• [How to complete this task]:
Pull out every line in the data that has the string "Tools" in it.

=== Provided data ===

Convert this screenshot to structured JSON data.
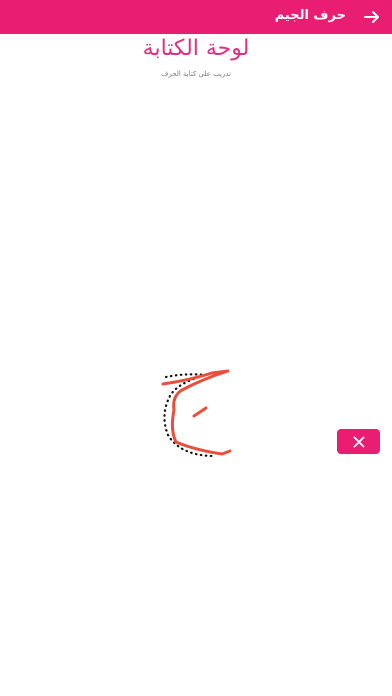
{
  "header": {
    "title": "حرف الجيم",
    "back_icon": "arrow-right-icon",
    "color": "#e91e73"
  },
  "board": {
    "title": "لوحة الكتابة",
    "subtitle": "تدريب على كتابة الحرف",
    "title_color": "#e0317f"
  },
  "canvas": {
    "guide_letter_icon": "dotted-jeem-guide",
    "stroke_color": "#e94f3b"
  },
  "actions": {
    "clear_icon": "close-icon"
  }
}
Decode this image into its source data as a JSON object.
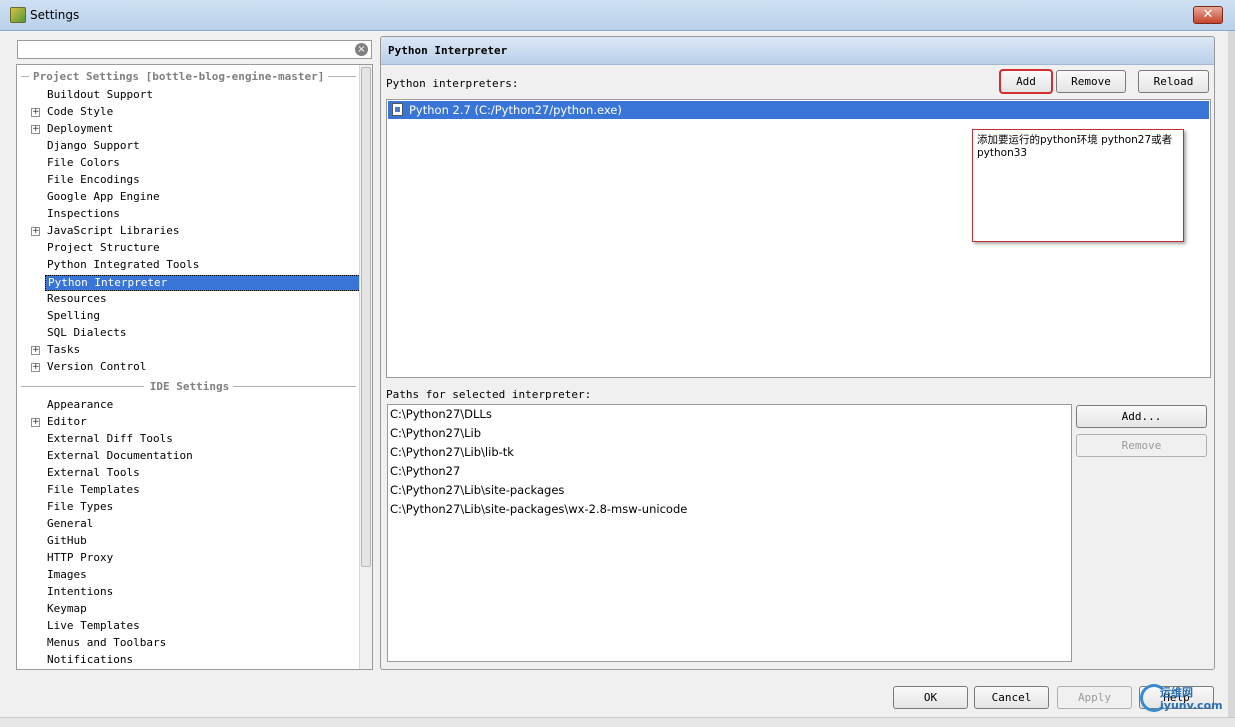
{
  "window": {
    "title": "Settings",
    "close_label": "✕"
  },
  "search": {
    "value": "",
    "placeholder": ""
  },
  "tree": {
    "project_header": "Project Settings [bottle-blog-engine-master]",
    "project_items": [
      {
        "label": "Buildout Support",
        "expandable": false
      },
      {
        "label": "Code Style",
        "expandable": true
      },
      {
        "label": "Deployment",
        "expandable": true
      },
      {
        "label": "Django Support",
        "expandable": false
      },
      {
        "label": "File Colors",
        "expandable": false
      },
      {
        "label": "File Encodings",
        "expandable": false
      },
      {
        "label": "Google App Engine",
        "expandable": false
      },
      {
        "label": "Inspections",
        "expandable": false
      },
      {
        "label": "JavaScript Libraries",
        "expandable": true
      },
      {
        "label": "Project Structure",
        "expandable": false
      },
      {
        "label": "Python Integrated Tools",
        "expandable": false
      },
      {
        "label": "Python Interpreter",
        "expandable": false,
        "selected": true
      },
      {
        "label": "Resources",
        "expandable": false
      },
      {
        "label": "Spelling",
        "expandable": false
      },
      {
        "label": "SQL Dialects",
        "expandable": false
      },
      {
        "label": "Tasks",
        "expandable": true
      },
      {
        "label": "Version Control",
        "expandable": true
      }
    ],
    "ide_header": "IDE Settings",
    "ide_items": [
      {
        "label": "Appearance",
        "expandable": false
      },
      {
        "label": "Editor",
        "expandable": true
      },
      {
        "label": "External Diff Tools",
        "expandable": false
      },
      {
        "label": "External Documentation",
        "expandable": false
      },
      {
        "label": "External Tools",
        "expandable": false
      },
      {
        "label": "File Templates",
        "expandable": false
      },
      {
        "label": "File Types",
        "expandable": false
      },
      {
        "label": "General",
        "expandable": false
      },
      {
        "label": "GitHub",
        "expandable": false
      },
      {
        "label": "HTTP Proxy",
        "expandable": false
      },
      {
        "label": "Images",
        "expandable": false
      },
      {
        "label": "Intentions",
        "expandable": false
      },
      {
        "label": "Keymap",
        "expandable": false
      },
      {
        "label": "Live Templates",
        "expandable": false
      },
      {
        "label": "Menus and Toolbars",
        "expandable": false
      },
      {
        "label": "Notifications",
        "expandable": false
      }
    ]
  },
  "panel": {
    "title": "Python Interpreter",
    "interpreters_label": "Python interpreters:",
    "add_label": "Add",
    "remove_label": "Remove",
    "reload_label": "Reload",
    "interpreters": [
      "Python 2.7 (C:/Python27/python.exe)"
    ],
    "annotation": "添加要运行的python环境 python27或者python33",
    "paths_label": "Paths for selected interpreter:",
    "paths": [
      "C:\\Python27\\DLLs",
      "C:\\Python27\\Lib",
      "C:\\Python27\\Lib\\lib-tk",
      "C:\\Python27",
      "C:\\Python27\\Lib\\site-packages",
      "C:\\Python27\\Lib\\site-packages\\wx-2.8-msw-unicode"
    ],
    "paths_add_label": "Add...",
    "paths_remove_label": "Remove"
  },
  "footer": {
    "ok_label": "OK",
    "cancel_label": "Cancel",
    "apply_label": "Apply",
    "help_label": "Help",
    "watermark_line1": "运维网",
    "watermark_line2": "iyunv.com"
  },
  "colors": {
    "selection": "#3875d7",
    "highlight_border": "#d03030",
    "header_gradient_top": "#dbe7f5",
    "header_gradient_bottom": "#b9d0ea"
  }
}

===

• [Completed task]:
        "label": "Python Integrated Tools",
        "label": "External Diff Tools",
        "label": "External Tools",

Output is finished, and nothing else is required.